BEGIN
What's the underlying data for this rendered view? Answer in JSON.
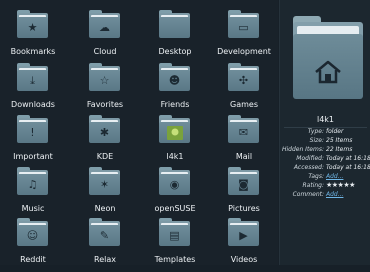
{
  "grid": {
    "items": [
      {
        "label": "Bookmarks",
        "icon": "bookmark-icon",
        "glyph": "★"
      },
      {
        "label": "Cloud",
        "icon": "cloud-icon",
        "glyph": "☁"
      },
      {
        "label": "Desktop",
        "icon": "desktop-icon",
        "glyph": ""
      },
      {
        "label": "Development",
        "icon": "code-icon",
        "glyph": "▭"
      },
      {
        "label": "Downloads",
        "icon": "download-icon",
        "glyph": "⤓"
      },
      {
        "label": "Favorites",
        "icon": "star-icon",
        "glyph": "☆"
      },
      {
        "label": "Friends",
        "icon": "people-icon",
        "glyph": "☻"
      },
      {
        "label": "Games",
        "icon": "gamepad-icon",
        "glyph": "✣"
      },
      {
        "label": "Important",
        "icon": "exclamation-icon",
        "glyph": "!"
      },
      {
        "label": "KDE",
        "icon": "kde-gear-icon",
        "glyph": "✱"
      },
      {
        "label": "l4k1",
        "icon": "user-picture-icon",
        "glyph": "❀"
      },
      {
        "label": "Mail",
        "icon": "mail-icon",
        "glyph": "✉"
      },
      {
        "label": "Music",
        "icon": "music-note-icon",
        "glyph": "♫"
      },
      {
        "label": "Neon",
        "icon": "neon-icon",
        "glyph": "✶"
      },
      {
        "label": "openSUSE",
        "icon": "opensuse-icon",
        "glyph": "◉"
      },
      {
        "label": "Pictures",
        "icon": "camera-icon",
        "glyph": "◙"
      },
      {
        "label": "Reddit",
        "icon": "reddit-icon",
        "glyph": "☺"
      },
      {
        "label": "Relax",
        "icon": "relax-icon",
        "glyph": "✎"
      },
      {
        "label": "Templates",
        "icon": "templates-icon",
        "glyph": "▤"
      },
      {
        "label": "Videos",
        "icon": "video-icon",
        "glyph": "▶"
      }
    ]
  },
  "panel": {
    "title": "l4k1",
    "icon": "home-folder-icon",
    "rows": [
      {
        "key": "Type:",
        "value": "folder"
      },
      {
        "key": "Size:",
        "value": "25 Items"
      },
      {
        "key": "Hidden Items:",
        "value": "22 Items"
      },
      {
        "key": "Modified:",
        "value": "Today at 16:18"
      },
      {
        "key": "Accessed:",
        "value": "Today at 16:18"
      },
      {
        "key": "Tags:",
        "value": "Add..."
      },
      {
        "key": "Rating:",
        "value": "★★★★★"
      },
      {
        "key": "Comment:",
        "value": "Add..."
      }
    ]
  },
  "colors": {
    "background": "#19222a",
    "folder": "#6f8d9a",
    "accent": "#3fa9e6"
  }
}
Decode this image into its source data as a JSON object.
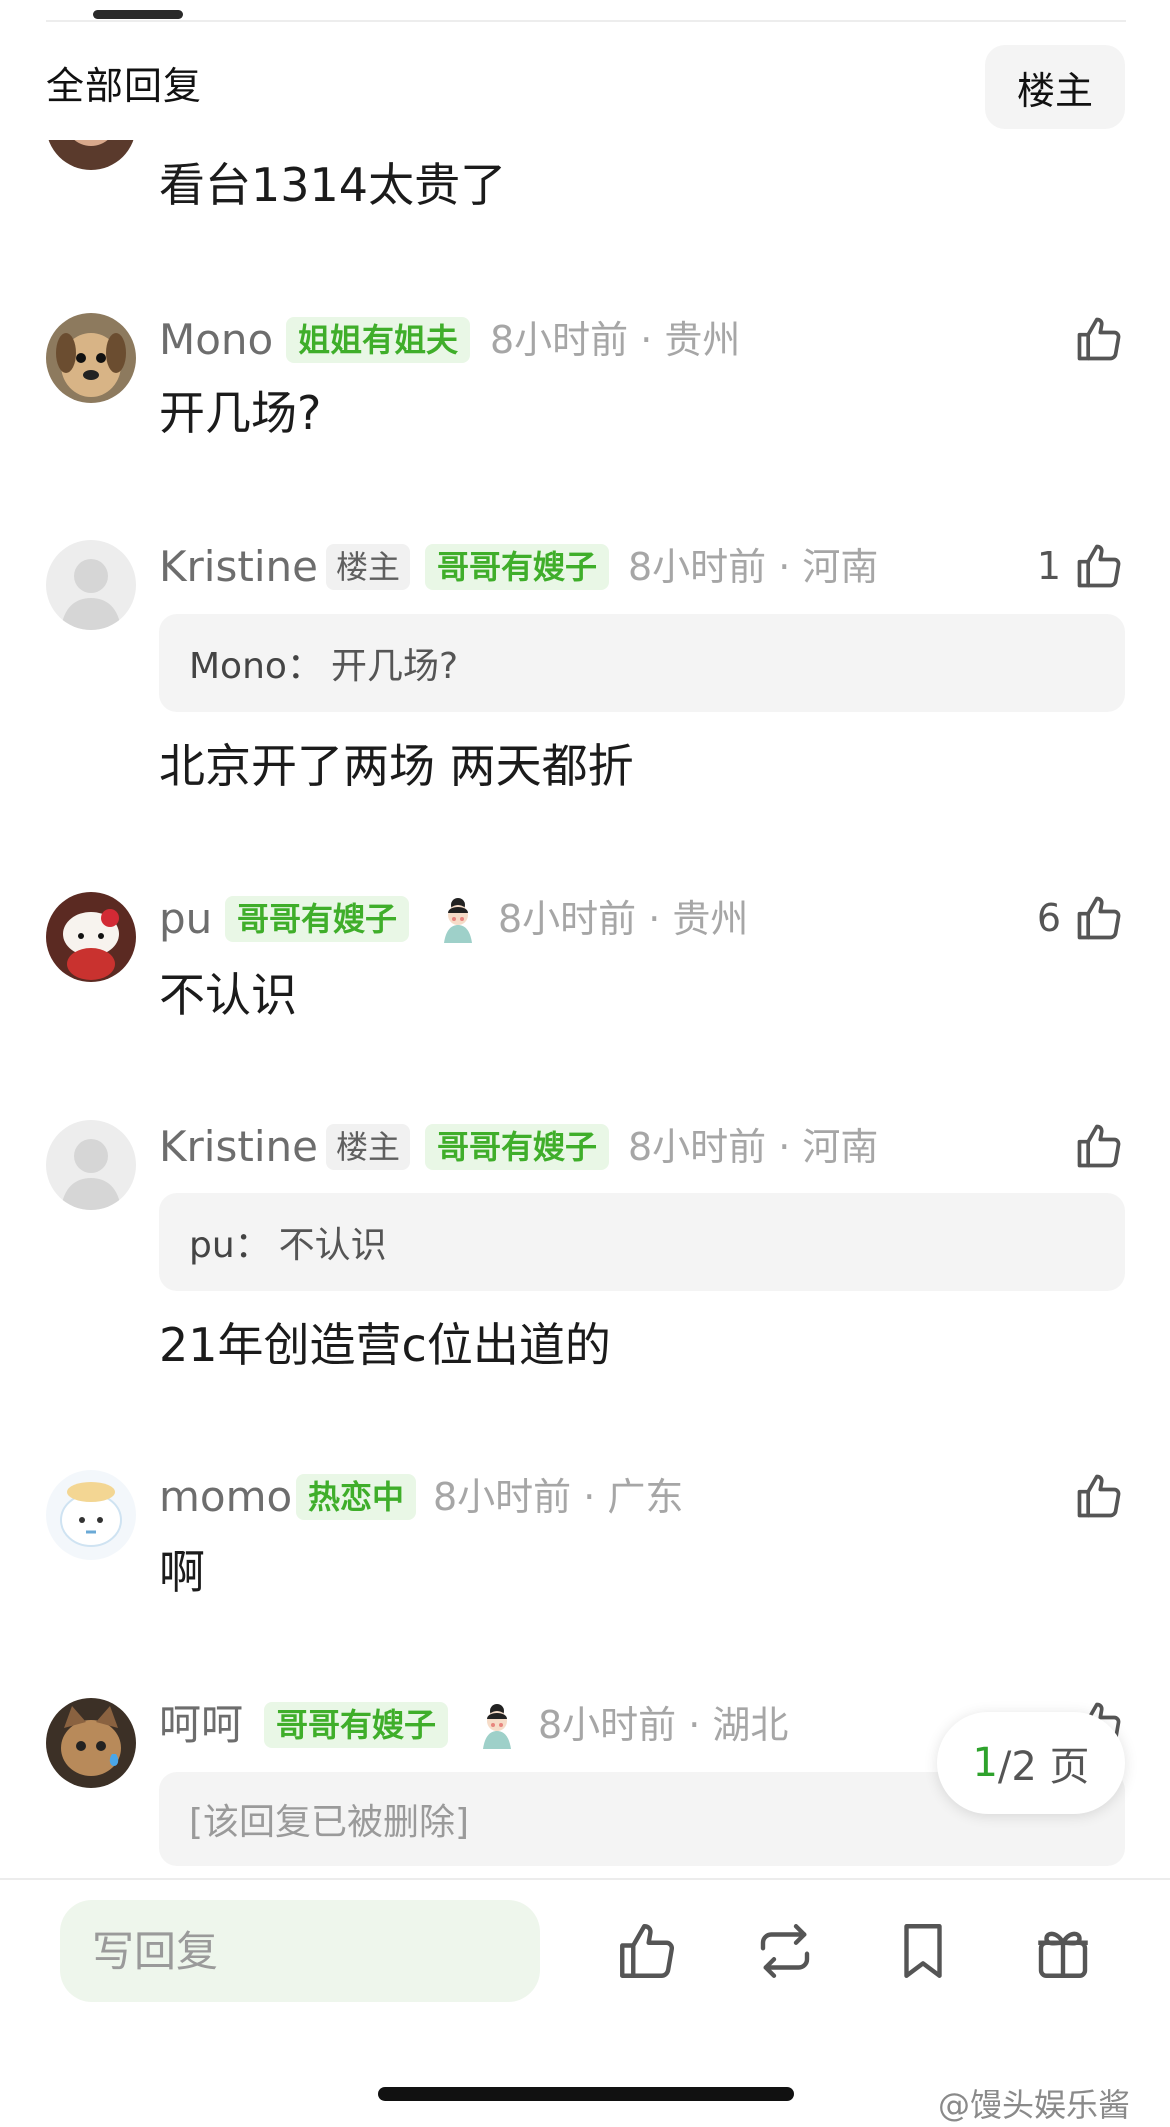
{
  "header": {
    "section_title": "全部回复",
    "owner_filter_label": "楼主"
  },
  "comments": [
    {
      "content": "看台1314太贵了"
    },
    {
      "username": "Mono",
      "badge": "姐姐有姐夫",
      "meta": "8小时前 · 贵州",
      "content": "开几场?",
      "avatar_icon": "puppy-avatar"
    },
    {
      "username": "Kristine",
      "owner_badge": "楼主",
      "badge": "哥哥有嫂子",
      "meta": "8小时前 · 河南",
      "likes": "1",
      "quote_user": "Mono：",
      "quote_text": "开几场?",
      "content": "北京开了两场 两天都折",
      "avatar_icon": "default-person-avatar"
    },
    {
      "username": "pu",
      "badge": "哥哥有嫂子",
      "meta": "8小时前 · 贵州",
      "likes": "6",
      "content": "不认识",
      "avatar_icon": "hello-kitty-avatar",
      "extra_icon": "girl-figure-icon"
    },
    {
      "username": "Kristine",
      "owner_badge": "楼主",
      "badge": "哥哥有嫂子",
      "meta": "8小时前 · 河南",
      "quote_user": "pu：",
      "quote_text": "不认识",
      "content": "21年创造营c位出道的",
      "avatar_icon": "default-person-avatar"
    },
    {
      "username": "momo",
      "badge": "热恋中",
      "meta": "8小时前 · 广东",
      "content": "啊",
      "avatar_icon": "cartoon-avatar"
    },
    {
      "username": "呵呵",
      "badge": "哥哥有嫂子",
      "meta": "8小时前 · 湖北",
      "deleted_text": "[该回复已被删除]",
      "avatar_icon": "cat-avatar",
      "extra_icon": "girl-figure-icon"
    }
  ],
  "pager": {
    "current": "1",
    "total": "/2 页"
  },
  "bottom_bar": {
    "reply_placeholder": "写回复",
    "icons": [
      "thumb-up-icon",
      "repost-icon",
      "bookmark-icon",
      "gift-icon"
    ]
  },
  "watermark": "@馒头娱乐酱",
  "colors": {
    "accent_green": "#3fae2a",
    "badge_bg": "#e9f7e6",
    "meta_gray": "#a6a6a6"
  }
}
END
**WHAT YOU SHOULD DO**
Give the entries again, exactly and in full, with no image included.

**SOLUTION**
What's the underlying data for this rendered view? Answer in JSON.
{
  "grid": {
    "items": [
      {
        "label": "Bookmarks",
        "icon": "bookmark-icon",
        "glyph": "★"
      },
      {
        "label": "Cloud",
        "icon": "cloud-icon",
        "glyph": "☁"
      },
      {
        "label": "Desktop",
        "icon": "desktop-icon",
        "glyph": ""
      },
      {
        "label": "Development",
        "icon": "code-icon",
        "glyph": "▭"
      },
      {
        "label": "Downloads",
        "icon": "download-icon",
        "glyph": "⤓"
      },
      {
        "label": "Favorites",
        "icon": "star-icon",
        "glyph": "☆"
      },
      {
        "label": "Friends",
        "icon": "people-icon",
        "glyph": "☻"
      },
      {
        "label": "Games",
        "icon": "gamepad-icon",
        "glyph": "✣"
      },
      {
        "label": "Important",
        "icon": "exclamation-icon",
        "glyph": "!"
      },
      {
        "label": "KDE",
        "icon": "kde-gear-icon",
        "glyph": "✱"
      },
      {
        "label": "l4k1",
        "icon": "user-picture-icon",
        "glyph": "❀"
      },
      {
        "label": "Mail",
        "icon": "mail-icon",
        "glyph": "✉"
      },
      {
        "label": "Music",
        "icon": "music-note-icon",
        "glyph": "♫"
      },
      {
        "label": "Neon",
        "icon": "neon-icon",
        "glyph": "✶"
      },
      {
        "label": "openSUSE",
        "icon": "opensuse-icon",
        "glyph": "◉"
      },
      {
        "label": "Pictures",
        "icon": "camera-icon",
        "glyph": "◙"
      },
      {
        "label": "Reddit",
        "icon": "reddit-icon",
        "glyph": "☺"
      },
      {
        "label": "Relax",
        "icon": "relax-icon",
        "glyph": "✎"
      },
      {
        "label": "Templates",
        "icon": "templates-icon",
        "glyph": "▤"
      },
      {
        "label": "Videos",
        "icon": "video-icon",
        "glyph": "▶"
      }
    ]
  },
  "panel": {
    "title": "l4k1",
    "icon": "home-folder-icon",
    "rows": [
      {
        "key": "Type:",
        "value": "folder"
      },
      {
        "key": "Size:",
        "value": "25 Items"
      },
      {
        "key": "Hidden Items:",
        "value": "22 Items"
      },
      {
        "key": "Modified:",
        "value": "Today at 16:18"
      },
      {
        "key": "Accessed:",
        "value": "Today at 16:18"
      },
      {
        "key": "Tags:",
        "value": "Add..."
      },
      {
        "key": "Rating:",
        "value": "★★★★★"
      },
      {
        "key": "Comment:",
        "value": "Add..."
      }
    ]
  },
  "colors": {
    "background": "#19222a",
    "folder": "#6f8d9a",
    "accent": "#3fa9e6"
  }
}
Decode this image into its source data as a JSON object.
{
  "header": {
    "section_title": "全部回复",
    "owner_filter_label": "楼主"
  },
  "comments": [
    {
      "content": "看台1314太贵了"
    },
    {
      "username": "Mono",
      "badge": "姐姐有姐夫",
      "meta": "8小时前 · 贵州",
      "content": "开几场?",
      "avatar_icon": "puppy-avatar"
    },
    {
      "username": "Kristine",
      "owner_badge": "楼主",
      "badge": "哥哥有嫂子",
      "meta": "8小时前 · 河南",
      "likes": "1",
      "quote_user": "Mono：",
      "quote_text": "开几场?",
      "content": "北京开了两场 两天都折",
      "avatar_icon": "default-person-avatar"
    },
    {
      "username": "pu",
      "badge": "哥哥有嫂子",
      "meta": "8小时前 · 贵州",
      "likes": "6",
      "content": "不认识",
      "avatar_icon": "hello-kitty-avatar",
      "extra_icon": "girl-figure-icon"
    },
    {
      "username": "Kristine",
      "owner_badge": "楼主",
      "badge": "哥哥有嫂子",
      "meta": "8小时前 · 河南",
      "quote_user": "pu：",
      "quote_text": "不认识",
      "content": "21年创造营c位出道的",
      "avatar_icon": "default-person-avatar"
    },
    {
      "username": "momo",
      "badge": "热恋中",
      "meta": "8小时前 · 广东",
      "content": "啊",
      "avatar_icon": "cartoon-avatar"
    },
    {
      "username": "呵呵",
      "badge": "哥哥有嫂子",
      "meta": "8小时前 · 湖北",
      "deleted_text": "[该回复已被删除]",
      "avatar_icon": "cat-avatar",
      "extra_icon": "girl-figure-icon"
    }
  ],
  "pager": {
    "current": "1",
    "total": "/2 页"
  },
  "bottom_bar": {
    "reply_placeholder": "写回复",
    "icons": [
      "thumb-up-icon",
      "repost-icon",
      "bookmark-icon",
      "gift-icon"
    ]
  },
  "watermark": "@馒头娱乐酱",
  "colors": {
    "accent_green": "#3fae2a",
    "badge_bg": "#e9f7e6",
    "meta_gray": "#a6a6a6"
  }
}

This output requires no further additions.